[App and web page records]
┌──

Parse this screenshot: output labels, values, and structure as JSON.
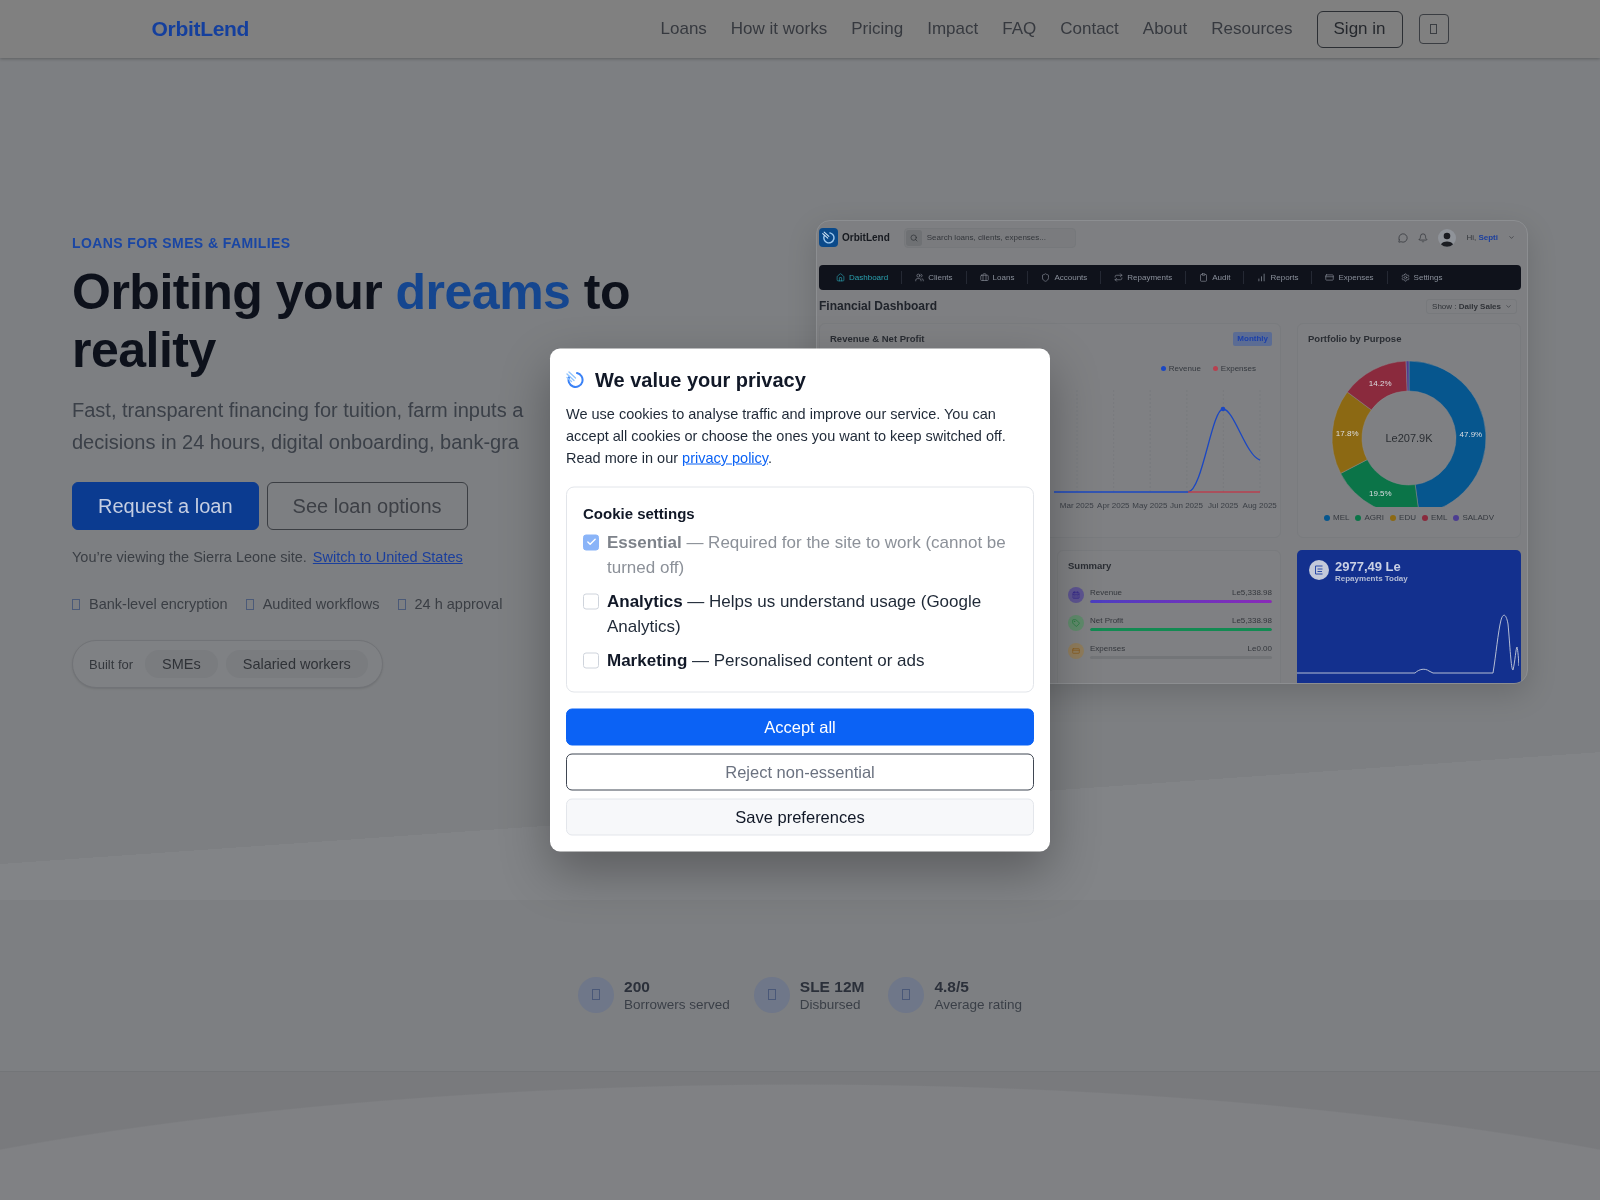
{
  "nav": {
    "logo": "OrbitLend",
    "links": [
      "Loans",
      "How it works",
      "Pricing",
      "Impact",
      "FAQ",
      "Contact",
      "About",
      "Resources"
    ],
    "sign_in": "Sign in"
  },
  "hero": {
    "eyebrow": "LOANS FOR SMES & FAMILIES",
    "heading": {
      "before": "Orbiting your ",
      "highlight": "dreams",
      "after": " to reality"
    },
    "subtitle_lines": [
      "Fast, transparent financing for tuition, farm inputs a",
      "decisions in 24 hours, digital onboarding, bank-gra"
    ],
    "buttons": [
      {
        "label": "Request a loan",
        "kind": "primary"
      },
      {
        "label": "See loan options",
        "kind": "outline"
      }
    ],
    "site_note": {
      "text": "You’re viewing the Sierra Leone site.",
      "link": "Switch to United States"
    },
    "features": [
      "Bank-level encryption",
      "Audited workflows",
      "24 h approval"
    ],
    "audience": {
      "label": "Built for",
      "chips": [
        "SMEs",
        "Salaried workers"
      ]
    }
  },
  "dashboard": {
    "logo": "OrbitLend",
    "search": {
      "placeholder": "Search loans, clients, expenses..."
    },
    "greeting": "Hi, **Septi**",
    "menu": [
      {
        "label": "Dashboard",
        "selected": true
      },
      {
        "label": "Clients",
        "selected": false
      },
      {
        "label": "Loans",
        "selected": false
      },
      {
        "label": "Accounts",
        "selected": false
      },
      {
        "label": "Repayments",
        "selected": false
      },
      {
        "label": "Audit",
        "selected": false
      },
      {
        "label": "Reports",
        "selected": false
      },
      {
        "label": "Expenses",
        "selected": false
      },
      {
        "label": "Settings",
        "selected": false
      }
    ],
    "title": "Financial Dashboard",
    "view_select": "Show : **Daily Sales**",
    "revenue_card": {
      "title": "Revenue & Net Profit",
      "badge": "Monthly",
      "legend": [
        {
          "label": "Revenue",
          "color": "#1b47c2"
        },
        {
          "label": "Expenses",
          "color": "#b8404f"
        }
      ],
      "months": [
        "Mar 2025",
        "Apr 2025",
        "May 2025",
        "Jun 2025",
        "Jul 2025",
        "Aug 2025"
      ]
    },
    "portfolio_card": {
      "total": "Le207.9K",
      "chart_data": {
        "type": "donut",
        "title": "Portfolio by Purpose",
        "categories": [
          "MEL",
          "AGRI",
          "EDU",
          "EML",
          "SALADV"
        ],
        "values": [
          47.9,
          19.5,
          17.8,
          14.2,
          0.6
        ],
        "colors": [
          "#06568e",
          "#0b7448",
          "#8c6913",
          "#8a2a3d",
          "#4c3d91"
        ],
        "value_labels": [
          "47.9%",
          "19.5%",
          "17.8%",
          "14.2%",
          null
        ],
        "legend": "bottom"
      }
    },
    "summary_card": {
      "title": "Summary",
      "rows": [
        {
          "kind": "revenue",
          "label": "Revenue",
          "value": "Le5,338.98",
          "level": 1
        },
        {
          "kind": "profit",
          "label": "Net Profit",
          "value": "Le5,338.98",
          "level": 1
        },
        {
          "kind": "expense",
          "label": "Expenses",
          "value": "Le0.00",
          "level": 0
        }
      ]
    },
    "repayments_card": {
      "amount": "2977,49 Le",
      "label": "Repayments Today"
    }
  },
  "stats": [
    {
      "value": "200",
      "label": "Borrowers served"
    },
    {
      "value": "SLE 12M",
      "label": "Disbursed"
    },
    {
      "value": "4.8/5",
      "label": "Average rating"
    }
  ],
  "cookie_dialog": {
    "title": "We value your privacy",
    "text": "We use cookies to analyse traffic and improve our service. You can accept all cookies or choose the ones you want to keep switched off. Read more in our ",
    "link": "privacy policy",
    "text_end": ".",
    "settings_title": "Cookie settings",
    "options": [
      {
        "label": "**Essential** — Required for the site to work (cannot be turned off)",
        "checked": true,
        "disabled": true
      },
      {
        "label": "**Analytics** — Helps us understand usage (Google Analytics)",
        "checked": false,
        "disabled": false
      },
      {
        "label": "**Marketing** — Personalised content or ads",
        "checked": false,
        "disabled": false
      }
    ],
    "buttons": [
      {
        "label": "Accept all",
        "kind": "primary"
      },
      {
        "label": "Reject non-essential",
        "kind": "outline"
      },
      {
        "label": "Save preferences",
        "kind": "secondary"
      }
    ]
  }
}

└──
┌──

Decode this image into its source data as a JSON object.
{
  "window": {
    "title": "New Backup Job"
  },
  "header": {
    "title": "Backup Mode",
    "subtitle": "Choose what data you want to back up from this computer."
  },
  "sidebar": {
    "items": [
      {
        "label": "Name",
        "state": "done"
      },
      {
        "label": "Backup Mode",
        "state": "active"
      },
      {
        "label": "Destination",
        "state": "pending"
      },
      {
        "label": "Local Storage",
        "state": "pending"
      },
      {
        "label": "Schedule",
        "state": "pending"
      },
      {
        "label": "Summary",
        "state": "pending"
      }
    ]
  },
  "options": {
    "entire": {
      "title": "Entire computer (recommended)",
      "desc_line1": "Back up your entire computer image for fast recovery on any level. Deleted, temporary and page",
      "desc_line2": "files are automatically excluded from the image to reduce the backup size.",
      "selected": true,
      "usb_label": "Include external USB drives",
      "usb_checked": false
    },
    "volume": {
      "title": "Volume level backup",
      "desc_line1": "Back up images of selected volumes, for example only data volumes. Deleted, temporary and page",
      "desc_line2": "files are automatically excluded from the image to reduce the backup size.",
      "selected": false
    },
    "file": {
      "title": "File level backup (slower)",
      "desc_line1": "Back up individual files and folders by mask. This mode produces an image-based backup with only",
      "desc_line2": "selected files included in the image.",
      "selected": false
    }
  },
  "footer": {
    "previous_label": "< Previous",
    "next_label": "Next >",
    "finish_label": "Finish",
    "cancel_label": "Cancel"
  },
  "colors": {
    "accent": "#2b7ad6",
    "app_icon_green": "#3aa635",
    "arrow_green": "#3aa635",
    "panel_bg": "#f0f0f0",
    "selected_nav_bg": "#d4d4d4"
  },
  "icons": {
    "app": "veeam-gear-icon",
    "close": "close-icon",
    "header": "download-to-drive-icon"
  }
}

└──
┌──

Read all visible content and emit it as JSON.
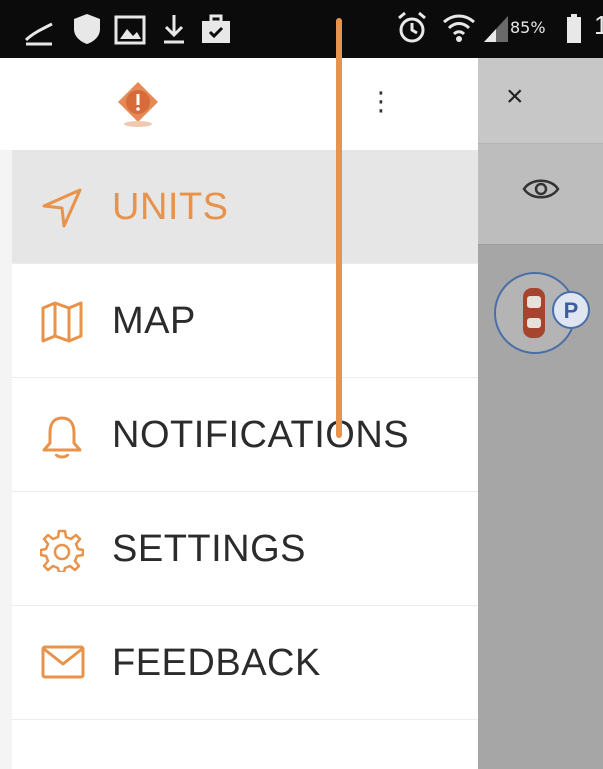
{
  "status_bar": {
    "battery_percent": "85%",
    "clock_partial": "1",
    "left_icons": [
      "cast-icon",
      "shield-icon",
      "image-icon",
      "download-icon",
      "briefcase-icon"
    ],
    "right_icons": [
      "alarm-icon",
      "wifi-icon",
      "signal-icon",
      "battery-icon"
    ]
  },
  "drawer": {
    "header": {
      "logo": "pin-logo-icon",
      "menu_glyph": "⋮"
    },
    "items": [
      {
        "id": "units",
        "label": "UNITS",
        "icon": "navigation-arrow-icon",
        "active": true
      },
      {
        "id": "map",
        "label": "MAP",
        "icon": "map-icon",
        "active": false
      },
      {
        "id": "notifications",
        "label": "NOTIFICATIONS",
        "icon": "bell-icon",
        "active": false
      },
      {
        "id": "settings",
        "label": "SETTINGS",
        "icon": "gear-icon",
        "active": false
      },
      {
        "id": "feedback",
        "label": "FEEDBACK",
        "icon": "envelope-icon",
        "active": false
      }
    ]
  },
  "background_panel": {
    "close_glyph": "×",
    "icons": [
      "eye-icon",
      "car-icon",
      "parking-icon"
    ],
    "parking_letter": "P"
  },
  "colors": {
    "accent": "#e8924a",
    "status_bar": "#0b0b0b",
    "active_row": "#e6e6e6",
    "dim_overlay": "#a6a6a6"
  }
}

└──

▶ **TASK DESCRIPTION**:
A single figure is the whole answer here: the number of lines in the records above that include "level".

▶ **FINISHED TASK**:
7